Smaller Satellites a Growing Trend for New Constellations
[Via Satellite 03-04-2014] Small satellite trends are shifting away from one-time stints and moving toward more regular use in a constellation setting. Sierra Nevada Corporation Vice President of Business Development John Roth told Via Satellite that the company has noticed an increase in the desire to mass produce low-weight satellites. While currently working on Orbcomm’s new constellation of communications satellites (OG2), several potential customers have come to the company with ideas about constellations.

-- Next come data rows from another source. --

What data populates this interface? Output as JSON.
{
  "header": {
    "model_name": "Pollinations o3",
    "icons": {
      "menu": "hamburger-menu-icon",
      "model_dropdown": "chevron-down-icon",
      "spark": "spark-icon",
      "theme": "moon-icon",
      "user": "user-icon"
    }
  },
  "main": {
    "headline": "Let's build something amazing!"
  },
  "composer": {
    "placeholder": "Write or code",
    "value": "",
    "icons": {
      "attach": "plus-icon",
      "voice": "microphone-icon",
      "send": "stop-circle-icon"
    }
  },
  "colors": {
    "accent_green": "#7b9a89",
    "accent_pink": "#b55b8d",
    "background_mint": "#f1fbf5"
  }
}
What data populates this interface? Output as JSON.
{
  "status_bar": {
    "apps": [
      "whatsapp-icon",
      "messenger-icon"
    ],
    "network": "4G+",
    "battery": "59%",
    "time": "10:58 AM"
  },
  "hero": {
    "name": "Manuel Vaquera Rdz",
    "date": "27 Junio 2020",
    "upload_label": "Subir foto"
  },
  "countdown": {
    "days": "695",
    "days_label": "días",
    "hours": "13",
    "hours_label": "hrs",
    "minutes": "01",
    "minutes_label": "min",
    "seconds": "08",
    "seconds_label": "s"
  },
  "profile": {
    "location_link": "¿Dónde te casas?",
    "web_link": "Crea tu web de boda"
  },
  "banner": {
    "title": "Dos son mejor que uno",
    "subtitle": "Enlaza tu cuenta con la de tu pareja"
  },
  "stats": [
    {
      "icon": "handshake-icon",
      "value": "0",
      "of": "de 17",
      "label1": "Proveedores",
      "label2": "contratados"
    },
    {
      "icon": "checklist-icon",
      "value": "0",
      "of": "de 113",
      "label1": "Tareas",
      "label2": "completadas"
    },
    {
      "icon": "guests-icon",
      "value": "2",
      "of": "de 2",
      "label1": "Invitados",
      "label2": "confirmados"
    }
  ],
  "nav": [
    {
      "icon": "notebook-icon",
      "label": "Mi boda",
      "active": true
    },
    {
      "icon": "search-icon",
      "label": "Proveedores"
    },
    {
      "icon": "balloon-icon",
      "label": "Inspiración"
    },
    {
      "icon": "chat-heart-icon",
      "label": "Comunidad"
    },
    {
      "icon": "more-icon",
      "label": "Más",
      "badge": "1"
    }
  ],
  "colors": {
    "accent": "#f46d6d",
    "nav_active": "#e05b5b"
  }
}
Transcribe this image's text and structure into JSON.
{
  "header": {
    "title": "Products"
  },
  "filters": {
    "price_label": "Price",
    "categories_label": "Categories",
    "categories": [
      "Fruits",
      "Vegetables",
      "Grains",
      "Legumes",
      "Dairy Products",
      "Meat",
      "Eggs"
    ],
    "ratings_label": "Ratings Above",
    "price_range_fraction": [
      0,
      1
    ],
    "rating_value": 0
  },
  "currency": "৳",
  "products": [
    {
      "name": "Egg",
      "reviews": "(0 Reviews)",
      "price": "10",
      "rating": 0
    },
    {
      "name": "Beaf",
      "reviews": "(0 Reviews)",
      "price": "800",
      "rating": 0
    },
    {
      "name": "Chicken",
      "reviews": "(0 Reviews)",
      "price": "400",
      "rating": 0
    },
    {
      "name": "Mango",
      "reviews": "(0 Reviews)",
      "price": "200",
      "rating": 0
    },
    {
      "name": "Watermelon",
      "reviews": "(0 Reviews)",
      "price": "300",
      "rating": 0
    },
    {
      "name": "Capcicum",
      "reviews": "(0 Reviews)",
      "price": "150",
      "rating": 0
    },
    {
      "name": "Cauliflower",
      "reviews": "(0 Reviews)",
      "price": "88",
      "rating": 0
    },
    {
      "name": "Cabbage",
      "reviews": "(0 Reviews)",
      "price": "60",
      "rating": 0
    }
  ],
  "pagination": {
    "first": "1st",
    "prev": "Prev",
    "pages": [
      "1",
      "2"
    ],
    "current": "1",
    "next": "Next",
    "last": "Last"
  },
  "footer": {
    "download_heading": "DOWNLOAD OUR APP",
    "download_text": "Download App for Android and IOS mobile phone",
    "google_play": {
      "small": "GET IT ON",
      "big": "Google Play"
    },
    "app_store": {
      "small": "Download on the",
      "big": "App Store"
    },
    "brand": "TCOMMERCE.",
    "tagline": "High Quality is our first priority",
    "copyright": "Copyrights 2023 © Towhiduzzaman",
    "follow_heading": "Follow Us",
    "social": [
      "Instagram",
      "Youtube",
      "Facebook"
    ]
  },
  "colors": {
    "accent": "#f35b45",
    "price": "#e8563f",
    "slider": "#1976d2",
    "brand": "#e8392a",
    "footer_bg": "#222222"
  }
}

“We’ve probably had a half a dozen companies in the last year or two come to us with ideas about small satellite constellations that they would like to do,” said Roth. “We have non-disclosures so I can’t tell you who the companies are, but most of them are either commercial startups that have some funding already or are working with us to try to get funding from investors to get their concepts off the ground.”
According to Roth, many of these companies were inspired by the strategy Skybox Imaging used, where a small number of satellites are used for technology demonstration purposes in order to draw the attention of investors. Then, after obtaining enough capital, they can quickly move into a production phase.
“We are seeing a number of companies with that same model coming to us and asking us to help support concepts and put together some budgets that they can take to the investor community,” said Roth. “I would think in the next few years you are going to see other commercial companies emerging in the small satellite range.”
The purposes of these satellites vary and are designed to target different niche applications. Some are dedicated to Earth observation missions, others are looking into bands other than electro-optic, while others, such as the joint Taiwan-U.S. Formosat constellation, are looking at weather prediction and other meteorological purposes. The markets represented cover a range of addressable issues.
“There is a trend toward miniaturization in LEO for satellite applications, said Stéphane Gounari, senior analyst at NSR. “[And] not just CubeSats, it is for the whole range. Cube/NanoSats are the extreme … [but] there is a reason why for some applications you have to use big satellites, because you cannot fulfill certain requirements with small satellites.”
Some satellite-enabled services require larger satellites, which are not following the trend toward smaller sizes. Iridium Next satellites, for example, need to have a very strong Effective Isotropic Radiated Power (EIRP) to connect with handsets, which brings about greater power requirements and drive up the size. According to Gounari, communication satellites are largely missing this miniaturization trend.
“Communications satellites tend to grow in mass,” he explained. “Orbcomm’s satellites are still small but the new constellation is way bigger than the first one (155kg from 45kg). Iridium, Globalstar and O3b start from a higher point but are following the same trend. In that sense, small satellites are used for communications purposes, but the success of the application drives them toward higher mass.”
Orbcomm’s small communication satellites have grown in size, but they are still small, which makes them a unique case. The defining change for small satellites remains that they are serving long-term purposes today, and are expected to play a permanent role going forward. Satellites are polarizing to become either larger by necessity or smaller by opportunity. Based on factors such as launch availability, personnel and financing, the preference toward small satellites has become very noticeable on a global scale.
“Worldwide, there is huge interest in small satellites,” said Roth. “Most countries don’t start out with a U.S.-sized budget for multi-thousand kilogram satellites. Interested countries are not just looking for a first-satellite foothold, they’re looking for space capabilities over the long-term but in affordable programs.”
“In terms of market rate … internationally there is a growing interest in small satellites, though there remains a strong interest in the U.S.,” added Gounari.
For now, Sierra Nevada Corp. remains focused on its current contract for 18 satellites with Orbcomm. The first six are scheduled to launch on a SpaceX Falcon 9 rocket in April, with the remaining 12 going up on a second launch later in the year. Benefits like the ability to rapidly install an entire constellation continue to drive satellite operators to make smaller spacecraft when possible. According to Roth, this is a desire satellite manufacturers should be pay a healthy amount of attention.
“I really see growth all the way from CubeSats up to 500 kg size,” he said. “That’s going to be an expanding market for a while.”